The action scenes were well staged — it helps Batwoman tremendously that the fights don’t require a ton of wire work, which tends to affect the quality of some Supergirl battles. Rose handled the physicality well and looked the part of a trained fighter.
Naturally, Sophie is now married to a dude. It’s amazing how rare it is on the Arrowverse for black women to be with black dudes and vice versa. Interracial relationships are more the norm with The Flash’s Joe and Cecile being the rarest exception. Clearly, Sophie’s husband is going to eventually get kicked to the curb, but this at least puts a different obstacle for Sophie and Kate making kissy faces through the season.
In a smart move, the episode ends with Kate realizing that Alice is her presumed dead sister. That wasn’t a reveal dragged out until episode 12, which makes the Alice/Batwoman clashes more personal without the twist spelled out much later in the season.

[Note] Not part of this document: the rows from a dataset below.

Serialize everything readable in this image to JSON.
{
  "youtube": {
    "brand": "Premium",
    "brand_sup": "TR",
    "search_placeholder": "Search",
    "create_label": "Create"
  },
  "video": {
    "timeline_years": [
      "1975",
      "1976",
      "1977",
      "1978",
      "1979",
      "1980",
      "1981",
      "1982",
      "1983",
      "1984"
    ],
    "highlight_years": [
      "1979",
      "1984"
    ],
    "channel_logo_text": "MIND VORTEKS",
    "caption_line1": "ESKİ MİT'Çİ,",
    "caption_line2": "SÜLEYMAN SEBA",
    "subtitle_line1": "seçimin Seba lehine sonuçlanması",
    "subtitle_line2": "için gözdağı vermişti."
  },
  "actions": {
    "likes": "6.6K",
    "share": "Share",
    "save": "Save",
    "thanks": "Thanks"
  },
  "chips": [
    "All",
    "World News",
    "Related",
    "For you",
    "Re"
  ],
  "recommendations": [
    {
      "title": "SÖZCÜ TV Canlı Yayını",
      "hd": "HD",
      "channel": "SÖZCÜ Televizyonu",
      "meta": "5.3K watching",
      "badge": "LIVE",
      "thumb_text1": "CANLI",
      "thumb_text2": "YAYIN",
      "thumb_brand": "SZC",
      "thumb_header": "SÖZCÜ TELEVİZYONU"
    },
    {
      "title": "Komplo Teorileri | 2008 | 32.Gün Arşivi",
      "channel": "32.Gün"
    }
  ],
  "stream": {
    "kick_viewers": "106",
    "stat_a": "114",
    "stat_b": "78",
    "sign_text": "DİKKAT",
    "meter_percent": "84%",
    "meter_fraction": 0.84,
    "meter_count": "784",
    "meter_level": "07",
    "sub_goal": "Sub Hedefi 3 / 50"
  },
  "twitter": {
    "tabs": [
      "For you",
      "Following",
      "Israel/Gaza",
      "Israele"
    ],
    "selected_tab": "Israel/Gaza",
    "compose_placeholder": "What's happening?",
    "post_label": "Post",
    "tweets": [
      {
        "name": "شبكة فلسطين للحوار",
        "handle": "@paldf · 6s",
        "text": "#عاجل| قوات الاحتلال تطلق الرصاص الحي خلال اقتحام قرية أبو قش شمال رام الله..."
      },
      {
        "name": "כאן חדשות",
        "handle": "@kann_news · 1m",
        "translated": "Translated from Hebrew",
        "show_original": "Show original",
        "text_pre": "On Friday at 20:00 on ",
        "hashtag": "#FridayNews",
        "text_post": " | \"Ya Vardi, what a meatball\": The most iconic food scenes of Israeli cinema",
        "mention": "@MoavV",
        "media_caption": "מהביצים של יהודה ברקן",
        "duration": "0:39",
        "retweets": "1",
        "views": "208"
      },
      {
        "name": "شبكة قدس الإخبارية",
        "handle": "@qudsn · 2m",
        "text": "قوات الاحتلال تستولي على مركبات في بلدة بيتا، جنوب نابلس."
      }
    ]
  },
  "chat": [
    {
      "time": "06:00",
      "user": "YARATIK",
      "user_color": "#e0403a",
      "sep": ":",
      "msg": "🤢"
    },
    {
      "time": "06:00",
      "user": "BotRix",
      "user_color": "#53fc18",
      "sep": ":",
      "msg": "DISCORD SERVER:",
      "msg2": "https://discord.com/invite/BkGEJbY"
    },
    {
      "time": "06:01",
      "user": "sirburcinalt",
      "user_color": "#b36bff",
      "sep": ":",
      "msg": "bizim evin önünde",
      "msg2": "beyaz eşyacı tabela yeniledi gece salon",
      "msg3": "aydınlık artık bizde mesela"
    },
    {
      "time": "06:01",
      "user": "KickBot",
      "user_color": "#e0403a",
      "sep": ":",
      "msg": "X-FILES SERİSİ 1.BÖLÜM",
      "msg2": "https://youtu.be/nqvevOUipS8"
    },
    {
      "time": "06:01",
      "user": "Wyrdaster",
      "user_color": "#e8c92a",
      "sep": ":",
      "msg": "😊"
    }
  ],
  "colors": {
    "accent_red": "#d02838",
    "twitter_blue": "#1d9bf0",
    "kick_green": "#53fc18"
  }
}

In the long run, I’m concerned Batwoman won’t have enough unique elements to make for compelling TV week in and week out, but this was a decent start. If the series can shake more Arrowverse trappings the CW could have a viable contender to usher in the new DC TV universe.
Rating: 7 out of 10
Photo Credit: The CW